When he bought Nelson's Creek a decade ago it was a shambles. Half the workers were so reliant on alcohol they left when he abolished the dop system. He promised the remainder they would be repaid if they turned the estate around. They did, largely unaided. Mr Nelson had a full-time business to tend to and initially there was no money for a farm manager. Mr Back's family have owned Fairview for three generations and he is one of the most successful estate owners in South Africa.

Mr Back admits that he is strongly motivated by a sense of justice. The industry, he says, should be compensating for the past. But the shy, gruff Mr Back is more comfortable playing up the business sense of a sale in which he purchased 17.4 hectares of land for 59 workers and sold them it at half price. The workers paid using government grants.

"My job is to make good quality wine, at the right price," says Mr Back who exports 80 per cent of his wines. "Exploitation does not help the quality of wine." Apartheid, he argues, killed productivity because the black man, quite rightly, wondered why he should make the white man richer. He says wryly that in the black man's situation he would not have lifted a shovel except to clobber the white baas.

Mr Back argues that helping workers secure their own land, to build houses on as well as grow grapes, undermines unhealthy paternalism fostered by apartheid. He wins because he offloads social responsibility for workers. They win because they gain control over their lives. No longer can the roof over their heads disappear with their job. It is a moot point, with growing mechanisation expected to bring cuts to vineyard workforces. It remains to be seen whether either deal is a model for reshaping the industry. In both, labourers will at first rely at least in part on grapes from their boss's estates. They will also have to use his production facilities. In the wine industry it can be decades before a profit is turned. There are also legalistic teething problems.

The workers of Nelson's Creek are already appealing to the government against crippling gift taxes which Mr Back's employees avoided because they bought the land, albeit at a bargain price.
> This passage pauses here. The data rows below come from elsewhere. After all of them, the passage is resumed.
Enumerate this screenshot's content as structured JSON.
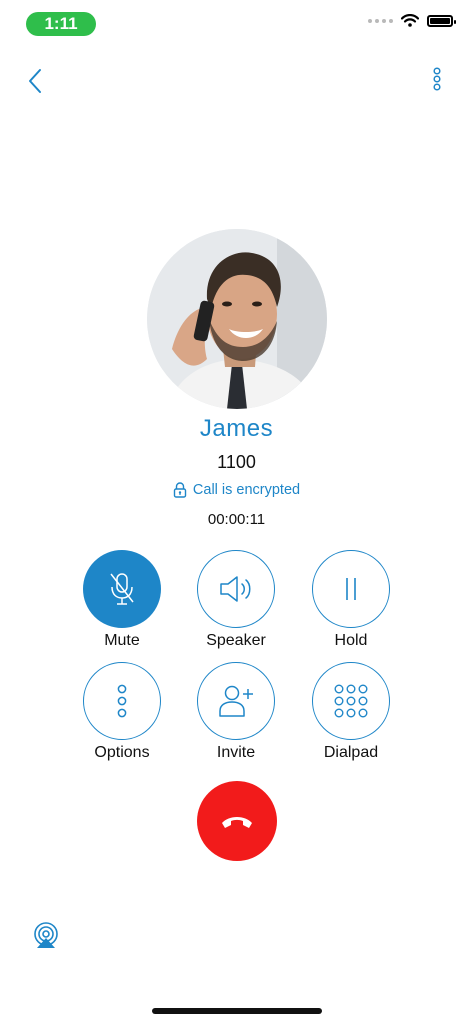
{
  "status_bar": {
    "time": "1:11"
  },
  "caller": {
    "name": "James",
    "number": "1100",
    "encryption_text": "Call is encrypted",
    "duration": "00:00:11"
  },
  "actions": [
    {
      "label": "Mute",
      "icon": "mic-off-icon",
      "active": true
    },
    {
      "label": "Speaker",
      "icon": "speaker-icon",
      "active": false
    },
    {
      "label": "Hold",
      "icon": "pause-icon",
      "active": false
    },
    {
      "label": "Options",
      "icon": "vertical-dots-icon",
      "active": false
    },
    {
      "label": "Invite",
      "icon": "add-user-icon",
      "active": false
    },
    {
      "label": "Dialpad",
      "icon": "dialpad-icon",
      "active": false
    }
  ],
  "colors": {
    "accent": "#1e86c8",
    "end_call": "#f21b1b",
    "status_pill": "#2fbe4b"
  }
}
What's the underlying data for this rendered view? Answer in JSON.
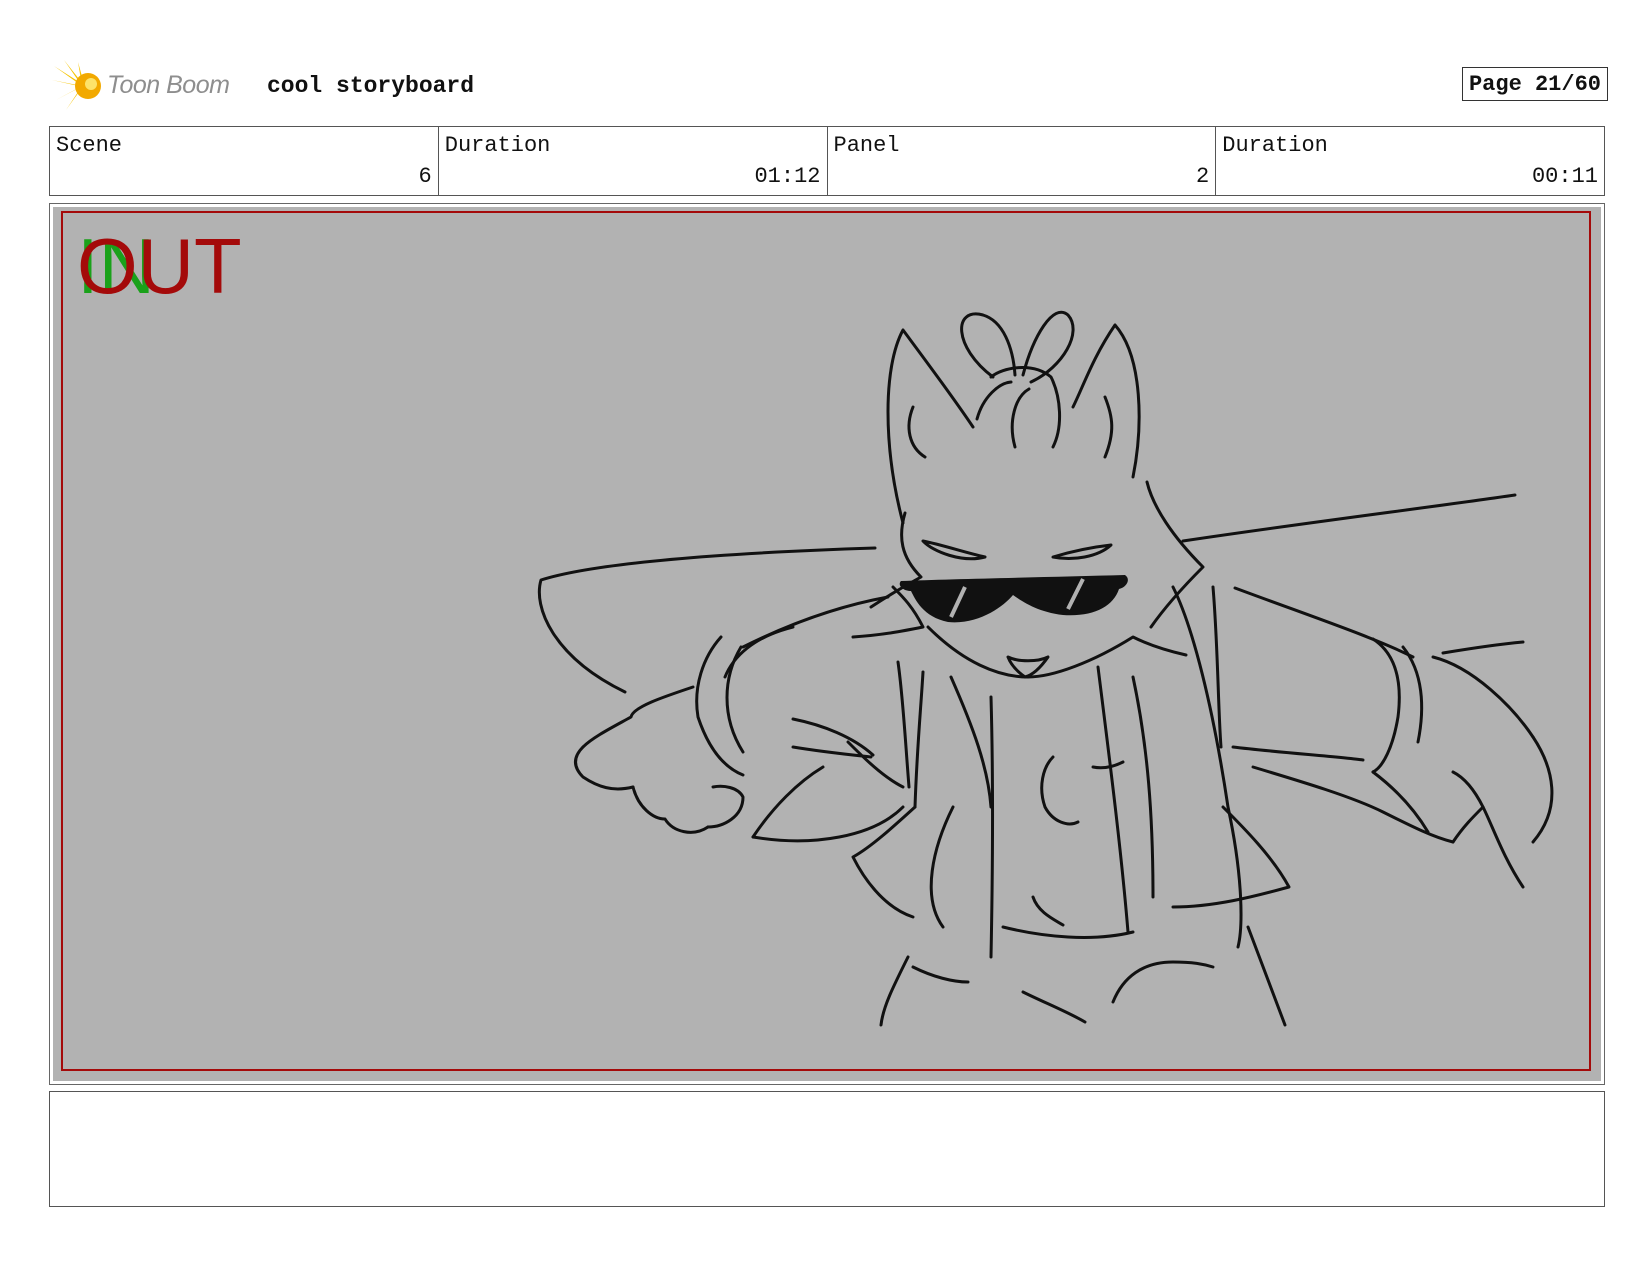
{
  "header": {
    "logo_text": "Toon Boom",
    "logo_icon": "toon-boom-burst-icon",
    "title": "cool storyboard",
    "page": "Page 21/60"
  },
  "info": [
    {
      "label": "Scene",
      "value": "6"
    },
    {
      "label": "Duration",
      "value": "01:12"
    },
    {
      "label": "Panel",
      "value": "2"
    },
    {
      "label": "Duration",
      "value": "00:11"
    }
  ],
  "panel": {
    "in_label": "IN",
    "out_label": "OUT",
    "in_color": "#1aa11a",
    "out_color": "#a40a0a",
    "background_color": "#b2b2b2"
  },
  "notes": {
    "text": ""
  }
}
But it is a start, which has brought hopes to thousands of vineyard workers.

For Awie Adolf, a worker at Fairview, it is above all a chance for something better for his children.

His colleague, John du Preez, says land and home ownership is a dream come true. "Charles wanted to do this for us," he says. "But it is good for him and it is good for us. We deserve it. We have worked hard." It is an attitude of which Mr Back heartily approves.